Top 10 New Songs for Summer 2021
It's easy to skip practice time during the summer months. Once regular Monday to Friday academic or work schedules drift into a more open spaciousness, calendared practice times can shift off the radar. There are a couple of things string musicians can do to pick up their instruments more often.
The first is to create a balanced summer practice schedule that flows with a more relaxed calendar. The second is to use the summer months to learn fun new songs that might otherwise eat up precious rehearsal time during the rigorous concert season.
Pick Up Your String Instrument & Learn New Summertime Tunes
Here are 10 new songs to keep summertime practice more enjoyable.
1. Your favorite song
Learning to play - or accompany - your favorite song is a fun way to practice improvisation skills. We believe that learning to improvise is one of the most valuable skills any musician can add to their toolkit. Improvising keeps you versatile, able to play with just about any group of musicians, and also helps you to reorient yourself if you make a mistake during a solo performance.
Ready to Branch Out Into Bluegrass?
Making the transition from classical to bluegrass is a clever way to work on your improvisation skills and make your way into another music genre. Violinists may find this shift of particular benefit because the mandolin is strung just like the violin, which can make it an easy "second music language." Once you've mastered a few bluegrass tunes, search online for music jams available in your area.
2. "Shady Grove," by Bill Monroe
This tune works just as well as a solo piece as it does in a duet or larger group. These Shady Grove arrangements by Tom Shelton are affordable and can help you feel a little more "shady" on a hot summer day.
3. "Cripple Creek," by Robbie Robertson
As with jazz tunes, many bluegrass songs are "standards," and most well-known bluegrass artists cover them. Cripple Creek is undoubtedly one of those. We love this version of Cripple Creek because it includes the words. If you love to sing, you can emulate folk and bluegrass violinists by holding your violin down by your chest - rather than your chin - once you've mastered the notes.
4. "I am a Man of Constant Sorrow," by Dick Burnett
First sung and recorded by Dick Burnett around 1913, I am a Man of Constant Sorrow has been on the Top 10 Bluegrass playlists ever since. Most non-bluegrass lovers became fans when the Soggy Bottom Boys performed it on the "O, Brother Where Art Thou?" soundtrack. While the tune may have the word sorrow in them, and the lyrics are melancholy, the fact remains that this is a fun song to play and sing!
For the More Contemporary Music Enthusiast
5. "(Love is Like a) Heat Wave," by Martha & the Vandellas
We're aware that this song was originally a hit back in the 1960s, but it remains timeless on the airwaves because its lyrics are so approachable to anyone in the throes of summer love. Learn to play the song Heat Wave, and you'll have people up in dancing in no time.
If you find yourself called upon to play a more dance-oriented tune, check out our post, Violin Pieces that Get People Dancing.
6. "Watermelon Sugar," by Harry Styles
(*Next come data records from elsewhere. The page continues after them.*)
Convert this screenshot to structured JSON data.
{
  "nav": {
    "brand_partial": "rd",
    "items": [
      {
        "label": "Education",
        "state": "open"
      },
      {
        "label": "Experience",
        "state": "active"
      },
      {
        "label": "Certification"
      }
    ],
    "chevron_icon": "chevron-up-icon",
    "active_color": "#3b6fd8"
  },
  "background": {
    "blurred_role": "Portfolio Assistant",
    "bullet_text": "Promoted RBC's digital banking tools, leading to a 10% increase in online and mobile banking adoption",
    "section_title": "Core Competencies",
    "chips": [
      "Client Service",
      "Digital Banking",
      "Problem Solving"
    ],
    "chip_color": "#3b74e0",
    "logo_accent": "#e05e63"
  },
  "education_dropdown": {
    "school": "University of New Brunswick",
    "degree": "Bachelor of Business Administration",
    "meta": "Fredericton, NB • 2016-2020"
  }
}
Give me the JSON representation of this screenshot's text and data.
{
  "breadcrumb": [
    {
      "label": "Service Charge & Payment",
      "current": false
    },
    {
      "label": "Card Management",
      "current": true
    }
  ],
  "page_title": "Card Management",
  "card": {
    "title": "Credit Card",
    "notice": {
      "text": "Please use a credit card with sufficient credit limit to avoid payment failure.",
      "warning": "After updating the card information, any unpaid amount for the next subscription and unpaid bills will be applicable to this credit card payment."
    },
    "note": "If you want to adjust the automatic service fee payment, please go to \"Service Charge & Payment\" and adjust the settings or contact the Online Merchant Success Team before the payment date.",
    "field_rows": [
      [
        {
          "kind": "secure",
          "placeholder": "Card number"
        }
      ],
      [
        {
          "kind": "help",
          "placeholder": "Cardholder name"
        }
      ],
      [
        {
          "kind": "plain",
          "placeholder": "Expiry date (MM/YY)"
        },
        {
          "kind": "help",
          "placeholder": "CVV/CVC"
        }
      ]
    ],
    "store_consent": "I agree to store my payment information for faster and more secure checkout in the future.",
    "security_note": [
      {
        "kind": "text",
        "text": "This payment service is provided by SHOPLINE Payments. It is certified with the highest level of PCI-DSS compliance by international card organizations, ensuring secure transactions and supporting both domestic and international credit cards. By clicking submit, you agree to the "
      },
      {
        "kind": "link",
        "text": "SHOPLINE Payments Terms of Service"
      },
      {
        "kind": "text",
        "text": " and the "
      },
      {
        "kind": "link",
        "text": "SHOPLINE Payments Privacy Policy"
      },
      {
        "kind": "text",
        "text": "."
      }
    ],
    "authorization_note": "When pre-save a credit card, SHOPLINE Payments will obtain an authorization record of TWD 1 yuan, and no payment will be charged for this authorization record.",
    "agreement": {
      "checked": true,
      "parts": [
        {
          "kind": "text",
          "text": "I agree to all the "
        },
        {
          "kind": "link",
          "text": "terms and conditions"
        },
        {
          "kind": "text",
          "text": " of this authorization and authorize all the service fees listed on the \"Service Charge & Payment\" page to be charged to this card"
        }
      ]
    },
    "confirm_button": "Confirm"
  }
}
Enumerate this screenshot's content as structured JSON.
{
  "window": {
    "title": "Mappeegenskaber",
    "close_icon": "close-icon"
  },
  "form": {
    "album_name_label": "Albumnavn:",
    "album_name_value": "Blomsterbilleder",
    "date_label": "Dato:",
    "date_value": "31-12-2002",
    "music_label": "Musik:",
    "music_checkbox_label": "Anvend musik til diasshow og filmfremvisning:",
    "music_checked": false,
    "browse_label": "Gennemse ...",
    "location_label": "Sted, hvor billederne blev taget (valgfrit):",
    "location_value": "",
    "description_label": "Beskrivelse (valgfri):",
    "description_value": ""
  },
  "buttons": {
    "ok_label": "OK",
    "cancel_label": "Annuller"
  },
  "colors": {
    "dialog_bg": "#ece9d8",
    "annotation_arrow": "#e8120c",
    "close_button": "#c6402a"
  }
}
Watermelon is an iconic symbol of summer because its cool, hydrating, and sweet flesh paired with the tart rind layer is about as refreshing as it gets on a hot summer day. So, it's no surprise that Harry Styles's song, Watermelon Sugar, has become such an instant and unforgettable hit.
7. "Dynamite," by David Stewart
The song Dynamite, performed by BTS, is all about fun and making the most of starry summer nights. All the more desirable since the outdoors is one of the only places teens, and young adults can get together. Learn this piece, and you'll make a dynamite impression on your friends.
For the Dedicated Classicist
Afraid to stray too far from your classical training or roots? That's fine too.
8. June "Barcarolle" (from the Seasons), Tchaikovsky
Many composers have paid homage to the seasons. Tchaikovsky is one of them, and his version is set in 12 movements, one for each month. June's "Barcarolle" pays homage to June, and the traditional gondolier's tune originally scored for piano has been beautifully arranged for violin.
9. "Summertime" from "Porgy & Bess," by George Gershwin
This song straddles the world of contemporary and classical music. Written for the opera, "Porgy & Bess," the tune "Summertime" has been arranged in every way possible, including hip-hop and ska genres. It's that type of versatility that makes it ideal for violinists. Once you've learned to play the original version, branch out and try to interpret it your way.
10. "Upon a Summer's Day," John Playford
Talk about a classic! "Upon a Summer's Day" was written by John Playford back in 1651. It is a favorite of string musicians who enjoy playing traditional music on period-specific instruments. However, it also transcends into the contemporary realm because it's easily adapted to folk and bluegrass genres.
Are you as ready for summer break as we are? Download and print these new songs and make them a part of your fun, summertime playing routine.